As we approached potty training with my oldest (now 3) I have to admit I was incredibly discouraged. I know that many look forward to this wonderful time, but I didn’t for several reasons. First, I cloth diaper my kids and, as any cloth addicted parent knows, you don’t want to let them go! Now I have another in cloth so it wasn’t too painful but he’s a boy so I was losing all my frilly, flowery, pinks and prints. Second, there’s something really nice about not having to clean pee and poop up off of car seats, chairs, couches and floors. Especially when they don’t belong to you! Finally, I guess I was kind of weary of adding another “thing” to be done. Raising kids is all about training and repetition. “Say please and thank you”, “don’t touch that”, “we don’t hit”, “be nice”, “share”. It’s exhausting sometimes! So to add another one in, one that involves very close attention to movements and behaviors in order to avoid a hazmat team, can be less than appealing to some.
So to make this transition an easier one BABYBJÖRN has put together a list of top potty training tips from Dr. Robyn Strosaker, a pediatrician at Rainbow Babies and Children’s Hospital. They’re also giving away one of their special edition, gold BABYBJÖRN Smart Potties that are not available in stores or for purchase! So check out these awesome tips and enter below to win!!
Potty Training Tips
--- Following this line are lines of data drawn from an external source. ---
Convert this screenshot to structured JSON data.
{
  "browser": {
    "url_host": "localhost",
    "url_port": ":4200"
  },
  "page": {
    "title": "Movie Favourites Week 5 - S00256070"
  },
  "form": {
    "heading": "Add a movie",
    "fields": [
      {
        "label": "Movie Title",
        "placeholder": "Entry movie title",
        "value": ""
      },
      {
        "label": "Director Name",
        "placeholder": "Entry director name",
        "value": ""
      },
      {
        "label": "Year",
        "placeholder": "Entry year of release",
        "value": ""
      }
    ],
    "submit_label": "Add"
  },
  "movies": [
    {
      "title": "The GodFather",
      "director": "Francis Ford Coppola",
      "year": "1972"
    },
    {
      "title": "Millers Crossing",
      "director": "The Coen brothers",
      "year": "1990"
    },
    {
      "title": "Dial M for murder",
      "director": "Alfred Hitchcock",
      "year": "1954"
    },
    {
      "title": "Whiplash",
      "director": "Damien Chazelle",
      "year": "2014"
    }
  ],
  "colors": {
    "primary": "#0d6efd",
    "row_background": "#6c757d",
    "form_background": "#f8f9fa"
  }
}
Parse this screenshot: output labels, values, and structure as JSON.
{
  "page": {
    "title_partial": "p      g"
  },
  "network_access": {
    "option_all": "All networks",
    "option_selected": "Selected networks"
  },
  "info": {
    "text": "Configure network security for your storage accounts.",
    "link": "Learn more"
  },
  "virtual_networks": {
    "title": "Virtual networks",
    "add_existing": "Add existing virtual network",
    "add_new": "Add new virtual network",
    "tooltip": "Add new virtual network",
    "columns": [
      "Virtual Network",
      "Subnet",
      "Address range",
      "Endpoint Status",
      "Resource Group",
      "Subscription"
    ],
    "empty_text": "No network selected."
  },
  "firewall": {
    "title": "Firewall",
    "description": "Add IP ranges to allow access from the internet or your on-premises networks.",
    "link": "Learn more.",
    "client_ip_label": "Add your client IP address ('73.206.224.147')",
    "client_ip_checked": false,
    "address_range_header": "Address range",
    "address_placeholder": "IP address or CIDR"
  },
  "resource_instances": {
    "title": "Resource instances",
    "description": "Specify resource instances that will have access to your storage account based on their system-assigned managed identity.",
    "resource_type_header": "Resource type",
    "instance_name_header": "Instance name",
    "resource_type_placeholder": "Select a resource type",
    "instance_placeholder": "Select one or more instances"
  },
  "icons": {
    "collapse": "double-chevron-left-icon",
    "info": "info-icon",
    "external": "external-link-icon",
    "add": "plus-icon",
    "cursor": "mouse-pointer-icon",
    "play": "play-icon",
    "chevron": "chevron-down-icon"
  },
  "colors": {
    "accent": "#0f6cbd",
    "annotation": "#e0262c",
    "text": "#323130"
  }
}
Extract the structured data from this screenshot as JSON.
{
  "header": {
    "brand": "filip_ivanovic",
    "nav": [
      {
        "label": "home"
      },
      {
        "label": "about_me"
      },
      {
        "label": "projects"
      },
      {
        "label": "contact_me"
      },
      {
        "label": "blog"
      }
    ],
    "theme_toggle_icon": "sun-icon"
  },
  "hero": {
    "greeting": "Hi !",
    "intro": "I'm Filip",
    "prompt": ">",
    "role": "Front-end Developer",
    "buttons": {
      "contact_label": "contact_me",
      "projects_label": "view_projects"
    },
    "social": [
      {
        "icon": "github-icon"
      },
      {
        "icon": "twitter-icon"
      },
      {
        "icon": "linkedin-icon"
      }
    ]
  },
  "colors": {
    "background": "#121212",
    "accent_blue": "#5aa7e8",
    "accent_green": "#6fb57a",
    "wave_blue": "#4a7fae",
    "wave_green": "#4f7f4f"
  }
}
- Most children can be ready to start potty training between 18-24 months. Children will train easier before 24 months; some can become willful after that point.
- Both the family and the child need to be ready. Review the signs of readiness and make a plan with your significant other.
- If your child is having trouble, stop for 2-4 weeks and then try to restart.
- Find a time when you can be around during the week to start potty training. Summer vacations or holidays are the best times.
- Sticker charts are great. If your child earns a certain number of stickers, they can earn a non-food reward.
- If your child still wants to go in their diaper, take them out of it. If they are wearing underwear, they will feel uncomfortable when they are wet. If you are concerned about the mess, you can put the underpants on under the diaper. For those kids who don’t like wearing underpants, encourage them to wear them for a short time and offer rewards when they keep them clean and dry.
- As a side note, there is nothing developmentally different between pull-ups and a diaper. Training will go quicker with underpants.
- If your child has a certain area of the house he/she prefers to go potty in, it might be a good idea to get a portable potty and let him/her try that.
- Put the portable potty in a room where the child typically plays to help them get used to the idea.
- Most kids aren’t ready to be dry at night until they start waking up dry from naps and some mornings.
- To help keep them dry at night, stop liquids 2-3 hours after dinner, depending on your child’s bedtime.
- When traveling: take a portable potty or potty seat with you, but you may need pull-ups for long car trips or plane rides.
(*This giveaway is open to the US only. You must be 18 years of age or older to enter. I was not compensated in any way for this giveaway.)